By Jennifer Ciotta, Author and Editor, Greater New York City Area
Still, as we all know, Vladimir Putin stands his own large ground, outside the Lone Star State – the Republic of Texas, on the world’s oil and gas. He does not like to give-in to the West.
Let’s get one thing straight: Putin, similar to all of his colleagues at the helm of their nations, loves his country and power. He also loves money, which no longer makes him a communist. He, however, unlike many of his colleagues in the world leadership pantheon of the G20, is an authoritarian. He has enjoyed a relatively smooth presidency and premiership until the recent protests, which were ignited by those in the Russian middle class who are struggling in the uncertain global economy.
What has then kept Putin afloat all these years? I’ll give you a hint: It causes wars, drives men to kill and if you find it in your backyard, you would be very excited too.
Oil, since the days of Colonel Edwin Drake, and natural gas which had permeated Winston Churchill’s iron curtain during the Cold War, have mostly propped up the Russian economy because of the largely untapped oil reserves elsewhere in the Middle East and Brazil.
Russia, despite not being anywhere at the top of the list in global oil reserves, is heavily bankrolled by oil (Fareed Zakaria, “How Oil Is Propping Up Putin,” February 9, 2012):
“The price of oil when Putin came to office was $27 a barrel. From that point it began an almost unbroken rise and is now $116. And oil is the lifeblood of Russia’s economy, providing two-thirds of its exports and half of federal revenue. It’s not just oil: 85% of Russia’s exports are raw materials or primary commodities, and their prices have also risen to unprecedented levels over the past 10 years.”
Oil provides half of Russia’s federal revenue. Imagine that. A financial adviser would wave his finger at Putin: “[t]he oil price needed to balance Russia’s budget has risen from $34 a barrel in 2007 to $117 this year, and outside estimates of the price that Mr. Putin will require to meet his pledges range from $130 to $150″ (Editorial, “Vladimir Putin’s Tears,” March 6, 2012).
Putin, who rose through the ranks of Russian power through Russia’s intelligence establishment, is the shrewd beneficiary of the world’s unquenching thirst for oil.
It is only natural for Putin and the global oil lobbies to hope that we will all remain addicted to oil and that the world will remain addicted to the US dollar, though the time for both may soon be coming to an end because of the G20, which includes (the) US but with the opposite problem: we want oil prices to drop every time they rise. So obviously, oil is a major problem for both the United States and the Russian Federation.

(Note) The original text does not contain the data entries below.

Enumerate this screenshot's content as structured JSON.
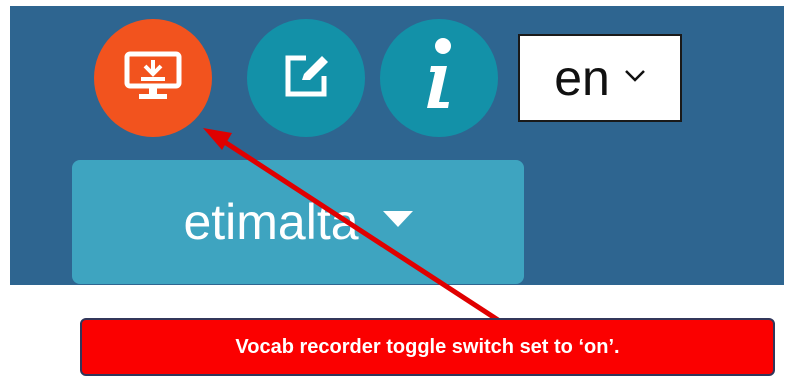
{
  "icons": {
    "recorder": "monitor-download-icon",
    "edit": "edit-icon",
    "info": "info-icon",
    "chevron": "chevron-down-icon",
    "caret": "caret-down-icon"
  },
  "colors": {
    "panel_bg": "#2e6590",
    "recorder_on": "#f2531e",
    "button_teal": "#1391a8",
    "dropdown_bg": "#3ea4c0",
    "callout_bg": "#fb0000",
    "arrow": "#e00000"
  },
  "toolbar": {
    "recorder_toggle_state": "on",
    "language": {
      "selected": "en"
    },
    "word_dropdown": {
      "label": "etimalta"
    }
  },
  "annotation": {
    "callout_text": "Vocab recorder toggle switch set to ‘on’."
  }
}
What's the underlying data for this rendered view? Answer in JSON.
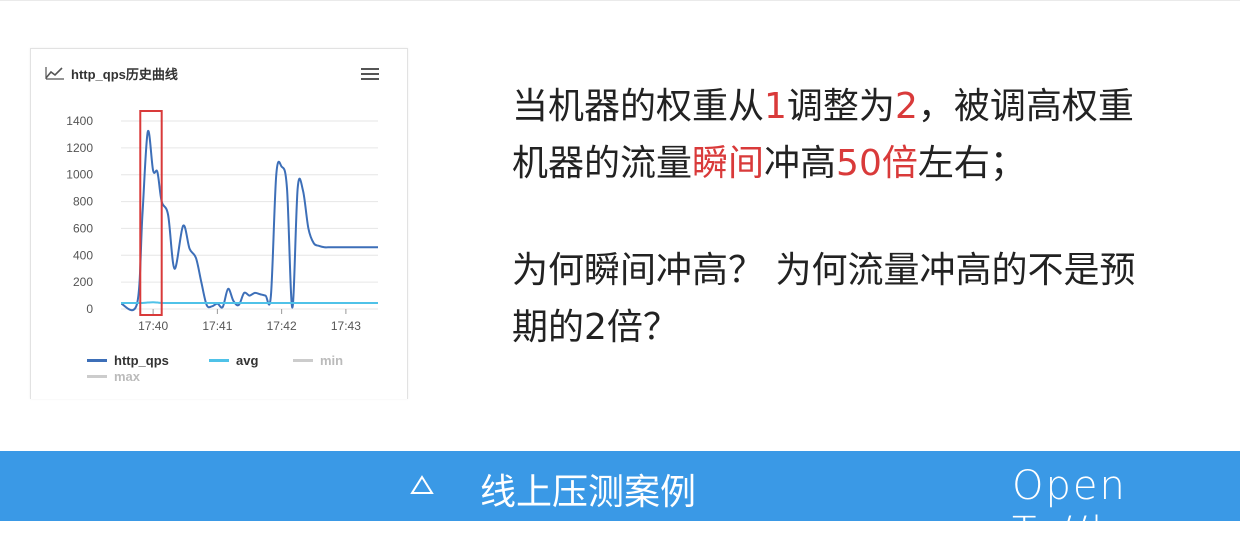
{
  "chart_panel": {
    "title": "http_qps历史曲线",
    "icon": "trend-icon",
    "menu_icon": "hamburger-menu-icon"
  },
  "chart_data": {
    "type": "line",
    "title": "http_qps历史曲线",
    "x": [
      "17:39:30",
      "17:39:45",
      "17:39:50",
      "17:39:55",
      "17:40:00",
      "17:40:04",
      "17:40:08",
      "17:40:14",
      "17:40:20",
      "17:40:28",
      "17:40:34",
      "17:40:40",
      "17:40:45",
      "17:40:50",
      "17:40:55",
      "17:41:00",
      "17:41:05",
      "17:41:10",
      "17:41:15",
      "17:41:20",
      "17:41:25",
      "17:41:30",
      "17:41:35",
      "17:41:40",
      "17:41:45",
      "17:41:50",
      "17:41:55",
      "17:42:00",
      "17:42:05",
      "17:42:10",
      "17:42:15",
      "17:42:20",
      "17:42:25",
      "17:42:30",
      "17:42:35",
      "17:42:40",
      "17:42:45",
      "17:42:50",
      "17:42:55",
      "17:43:00",
      "17:43:05",
      "17:43:10",
      "17:43:15",
      "17:43:20",
      "17:43:25",
      "17:43:30"
    ],
    "xticks": [
      "17:40",
      "17:41",
      "17:42",
      "17:43"
    ],
    "ylim": [
      0,
      1400
    ],
    "yticks": [
      0,
      200,
      400,
      600,
      800,
      1000,
      1200,
      1400
    ],
    "grid": true,
    "legend_position": "bottom",
    "highlight_box": {
      "x_from": "17:39:48",
      "x_to": "17:40:08"
    },
    "series": [
      {
        "name": "http_qps",
        "color": "#3d6fb8",
        "values": [
          40,
          40,
          700,
          1320,
          1030,
          1020,
          800,
          700,
          300,
          620,
          450,
          380,
          200,
          30,
          20,
          40,
          15,
          150,
          60,
          30,
          120,
          100,
          120,
          110,
          100,
          100,
          1000,
          1060,
          900,
          10,
          900,
          880,
          600,
          490,
          470,
          460,
          460,
          460,
          460,
          460,
          460,
          460,
          460,
          460,
          460,
          460
        ]
      },
      {
        "name": "avg",
        "color": "#4fc2e8",
        "values": [
          45,
          45,
          45,
          48,
          50,
          48,
          45,
          45,
          45,
          45,
          45,
          45,
          45,
          45,
          45,
          45,
          45,
          45,
          45,
          45,
          45,
          45,
          45,
          45,
          45,
          45,
          45,
          45,
          45,
          45,
          45,
          45,
          45,
          45,
          45,
          45,
          45,
          45,
          45,
          45,
          45,
          45,
          45,
          45,
          45,
          45
        ]
      },
      {
        "name": "min",
        "color": "#cccccc",
        "values": []
      },
      {
        "name": "max",
        "color": "#cccccc",
        "values": []
      }
    ]
  },
  "text_lines": {
    "l1_a": "当机器的权重从",
    "l1_b": "1",
    "l1_c": "调整为",
    "l1_d": "2",
    "l1_e": "，被调高权重",
    "l2_a": "机器的流量",
    "l2_b": "瞬间",
    "l2_c": "冲高",
    "l2_d": "50倍",
    "l2_e": "左右；",
    "l3": "为何瞬间冲高？  为何流量冲高的不是预",
    "l4": "期的2倍？"
  },
  "colors": {
    "highlight": "#d93a3a",
    "footer_bg": "#3a99e6",
    "text": "#222222"
  },
  "footer": {
    "icon": "triangle-icon",
    "title": "线上压测案例",
    "brand": "Open Ta//k"
  }
}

Russia has not yet diversified its energy “portfolio” even though he has spoken about energy diversification to conserve Russia’s natural resources farther into the future just as King Abdullah of Saudi Arabia also has. Diverse energy sources have the potential to create more jobs for both Russia and US.
Exceptions, in rhetoric only, such as the now disgraced BP, and Chevron which was asked to leave Venezuela by Hugo Chavez’s CITGO (Venezuela supplies heating oil to poor people’s homes in Boston, at the behest of Robert F. Kennedy Jr., in winters) have forced the world’s oil industry, a century after Rockefeller’s Standard Oil breakup in 1911, to finally begin trodding the fine line between oil’s abundant present and its scarce future.
I know my readers are interested in seeing US and Russia sort out their differences in a peaceful way. America’s and Russia’s common interest lays in leading the world on diverse sources of energy, beginning with clean coal.
Naysayers will exclaim: “Clean coal and energy diversification out of oil will never happen!” Russia contains the world’s second largest coal reserves (United States has the most unused coal in the world). US needs to stimulate its economy, and so does Russia.
World War II Nazi technologies of weapons and space which led to the Cold War military standoff in the American and European West and East can now give way to post-Cold War competition in clean coal and energy diversification, also with roots in Nazi Germany.
US and Russia have plenty of land to build research facilities, factories and new towns to support more of the global population. First, however, their own people are out of work and eager to return to the workforce. They are intelligent, capable, and can learn by doing despite technical change which is not equitably benefiting the global economy, to run future diverse energy businesses, including in the oil industry which needs the revenue from high prices to diversify into new energy sources.
Putin and Obama would greatly improve their standing in the eyes of their respective citizens if they compete constructively in a forward-looking manner.
Jennifer Ciotta is the author of I, Putin (Vladimir Putin novel). She has a Master’s degree in Russian studies and creative writing from the Gallatin School at New York University.